Here is my journal (it has gotten quite long):

Journal of a First Year Teacher


Microteaching – Vascular vs. Non-Vascular

On February 3rd I taught a 10 minute lesson on the difference between vascular and non-vascular plants to my classmates. Micro-teaching to my classmates provided me with an excellent opportunity to receive valuable feedback on my teaching practice.  I was able to get an outside perspective as well as information on how I made my ‘students’ feel.  Having a set model to teach to provided me with a structure to follow and I found that my method (Concept Attainment Method) lent itself very well to the sciences.  I found it was useful because it is particularly good at comparing different things which science (especially biology) involves very often.  I thought this method provided a good opportunity for students to create meaning in their own words which hopefully helped with understanding.

It was great having a video of my teaching in order to view and reflect on afterwards.  Having this to play back has helped me to see some of the things that I didn’t realize I was doing.  One thing I found from the video is that I never spent enough time at the beginning of the lesson explaining the process of what we were doing to my students.  I think if I was clearer at the beginning students would have been less confused and hesitant once we began the lesson.  In response to this confusion I did emphasize halfway through that, “confusion is good right now” which the students and observers recognized as helpful to the class.  Another thing that I picked up from the video is that I could have slowed down and took my time more.  I remember at the time feeling like I was rushing although upon watching the video I saw I had more than enough time at the end and could have asked a couple more questions to gauge understanding.  A third thing I noticed is how small I write in front of the class.  This wasn’t so much of an issue in a class of 10 students close to you however in a larger class I definitely need to keep this in mind.

The student and observer feedback that I received was extremely positive.  It was said that I had a very good, comfortable presence on a lot of the comments.  I found this comforting because sometimes I feel nervous and that I am rushing.  Knowing it doesn’t appear this way is nice.  Everyone also enjoyed the visuals that I provided and how I incorporated them into the lesson.  I could have made my printing neater however some students said that combined with the visuals served to engage them.  One thing that really stuck out was how everyone said I did a good job of relating the vascular tissues to something my students were familiar with.  I appreciated this comment because in ESCI we are learning that making a connection between what science says and the students know is the most important role of the teacher.  When I used Landon’s circulatory system example to extend into what vascular tissue does the class said that it was far easier to make a connection than when they were presented with complex scientific terms.  Finally another comment that was repeated often was that I did a good job of emphasizing why we should care at the end of the lesson and providing examples of what the differences may mean in my students lives.

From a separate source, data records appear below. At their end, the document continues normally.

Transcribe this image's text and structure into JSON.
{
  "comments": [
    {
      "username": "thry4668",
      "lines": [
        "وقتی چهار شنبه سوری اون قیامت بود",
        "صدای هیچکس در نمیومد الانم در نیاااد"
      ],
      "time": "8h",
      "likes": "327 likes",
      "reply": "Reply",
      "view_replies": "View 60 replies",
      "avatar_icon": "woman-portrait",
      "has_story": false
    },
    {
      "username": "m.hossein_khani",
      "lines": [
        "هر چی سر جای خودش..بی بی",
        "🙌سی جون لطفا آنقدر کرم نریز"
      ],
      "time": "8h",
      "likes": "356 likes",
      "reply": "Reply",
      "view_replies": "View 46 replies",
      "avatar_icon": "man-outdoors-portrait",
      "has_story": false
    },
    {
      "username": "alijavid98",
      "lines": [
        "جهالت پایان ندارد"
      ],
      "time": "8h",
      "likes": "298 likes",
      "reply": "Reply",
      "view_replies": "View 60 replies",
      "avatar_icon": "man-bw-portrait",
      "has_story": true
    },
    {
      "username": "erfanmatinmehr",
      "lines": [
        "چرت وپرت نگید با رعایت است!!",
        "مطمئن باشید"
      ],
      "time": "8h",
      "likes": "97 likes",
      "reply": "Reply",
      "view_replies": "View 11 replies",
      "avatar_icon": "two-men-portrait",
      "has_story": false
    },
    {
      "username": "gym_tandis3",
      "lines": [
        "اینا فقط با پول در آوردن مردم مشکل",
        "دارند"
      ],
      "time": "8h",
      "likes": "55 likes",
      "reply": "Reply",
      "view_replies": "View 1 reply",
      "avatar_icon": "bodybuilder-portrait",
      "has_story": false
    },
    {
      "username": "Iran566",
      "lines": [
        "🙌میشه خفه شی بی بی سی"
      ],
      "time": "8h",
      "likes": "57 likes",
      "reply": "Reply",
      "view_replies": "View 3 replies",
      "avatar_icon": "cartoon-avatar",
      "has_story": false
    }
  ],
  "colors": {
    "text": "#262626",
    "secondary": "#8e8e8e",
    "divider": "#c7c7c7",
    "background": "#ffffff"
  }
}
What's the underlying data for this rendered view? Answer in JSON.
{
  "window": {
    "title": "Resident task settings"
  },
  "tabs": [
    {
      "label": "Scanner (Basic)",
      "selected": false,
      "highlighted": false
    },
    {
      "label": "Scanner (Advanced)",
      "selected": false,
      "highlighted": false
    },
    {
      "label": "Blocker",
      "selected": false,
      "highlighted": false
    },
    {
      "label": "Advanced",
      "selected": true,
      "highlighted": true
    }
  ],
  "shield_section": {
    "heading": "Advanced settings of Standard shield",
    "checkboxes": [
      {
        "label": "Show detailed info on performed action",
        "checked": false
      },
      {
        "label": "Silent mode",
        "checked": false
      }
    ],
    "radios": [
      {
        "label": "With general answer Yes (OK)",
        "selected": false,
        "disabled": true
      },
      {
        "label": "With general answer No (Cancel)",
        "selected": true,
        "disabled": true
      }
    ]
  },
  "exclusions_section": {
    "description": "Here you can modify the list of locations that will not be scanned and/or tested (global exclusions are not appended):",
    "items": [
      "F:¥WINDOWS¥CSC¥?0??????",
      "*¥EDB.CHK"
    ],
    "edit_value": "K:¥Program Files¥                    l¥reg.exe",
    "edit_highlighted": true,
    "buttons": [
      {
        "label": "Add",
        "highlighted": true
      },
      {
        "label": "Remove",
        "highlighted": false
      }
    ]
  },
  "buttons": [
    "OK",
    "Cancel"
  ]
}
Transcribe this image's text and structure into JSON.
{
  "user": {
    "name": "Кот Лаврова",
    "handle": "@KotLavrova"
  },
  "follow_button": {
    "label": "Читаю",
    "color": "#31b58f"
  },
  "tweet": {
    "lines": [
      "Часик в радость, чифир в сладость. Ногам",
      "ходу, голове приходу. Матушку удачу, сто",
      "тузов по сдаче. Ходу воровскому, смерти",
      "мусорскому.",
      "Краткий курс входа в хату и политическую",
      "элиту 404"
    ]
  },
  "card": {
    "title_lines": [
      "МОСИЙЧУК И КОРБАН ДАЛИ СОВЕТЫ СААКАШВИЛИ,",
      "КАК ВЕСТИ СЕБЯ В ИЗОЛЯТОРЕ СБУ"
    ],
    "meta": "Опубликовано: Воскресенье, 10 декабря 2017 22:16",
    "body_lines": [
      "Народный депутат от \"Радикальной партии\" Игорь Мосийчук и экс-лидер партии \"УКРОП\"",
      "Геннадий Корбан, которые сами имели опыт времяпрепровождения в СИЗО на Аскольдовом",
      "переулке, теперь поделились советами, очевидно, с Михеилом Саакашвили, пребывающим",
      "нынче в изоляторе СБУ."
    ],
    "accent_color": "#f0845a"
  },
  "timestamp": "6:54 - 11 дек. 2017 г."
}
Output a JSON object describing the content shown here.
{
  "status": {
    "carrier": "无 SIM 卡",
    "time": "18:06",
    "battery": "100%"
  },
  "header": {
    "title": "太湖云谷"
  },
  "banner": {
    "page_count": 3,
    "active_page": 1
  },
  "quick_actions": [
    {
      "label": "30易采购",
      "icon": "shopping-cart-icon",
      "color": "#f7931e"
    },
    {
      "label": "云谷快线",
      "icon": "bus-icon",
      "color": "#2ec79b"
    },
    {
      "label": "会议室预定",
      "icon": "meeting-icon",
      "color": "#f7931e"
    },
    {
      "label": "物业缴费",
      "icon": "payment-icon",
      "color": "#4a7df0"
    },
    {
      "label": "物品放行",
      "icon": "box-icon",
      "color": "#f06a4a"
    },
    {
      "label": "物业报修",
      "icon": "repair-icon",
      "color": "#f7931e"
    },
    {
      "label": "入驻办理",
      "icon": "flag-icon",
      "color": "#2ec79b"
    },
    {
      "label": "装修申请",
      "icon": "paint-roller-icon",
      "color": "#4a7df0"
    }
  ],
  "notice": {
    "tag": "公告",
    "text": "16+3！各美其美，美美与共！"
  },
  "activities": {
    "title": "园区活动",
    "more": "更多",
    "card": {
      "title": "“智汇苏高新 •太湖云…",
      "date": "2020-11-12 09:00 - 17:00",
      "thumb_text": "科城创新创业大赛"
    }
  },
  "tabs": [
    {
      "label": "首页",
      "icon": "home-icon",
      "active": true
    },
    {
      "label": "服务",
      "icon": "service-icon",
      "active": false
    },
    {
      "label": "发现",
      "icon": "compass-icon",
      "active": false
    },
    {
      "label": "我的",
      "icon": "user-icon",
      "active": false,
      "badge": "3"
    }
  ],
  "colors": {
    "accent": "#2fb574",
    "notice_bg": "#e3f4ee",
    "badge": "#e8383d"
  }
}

I felt like this process helped me to gain confidence first in myself and second in the practices that I have learned in education so far.  I really enjoyed this model because I felt like I was building to a better understanding as I went along.  It got me excited to watch my class slowly come to an understanding of the concepts I was presenting them (in their own words).  This process has definitely given me a lot of meaningful feedback to consider moving forward.   I think that experiences like this help me to become more comfortable with myself in front of the class which in turn allows me to focus more on my students and how they understand.  This process has served to affirm that the theory I’m learning is extremely practical and that I am capable of applying it in the way it is meant to be used.  I’m excited to have more opportunities to teach and learn more about myself and my teaching practice.

My Vascular vs. Non-vascular Lesson Plan

My Student and Observer Feedback: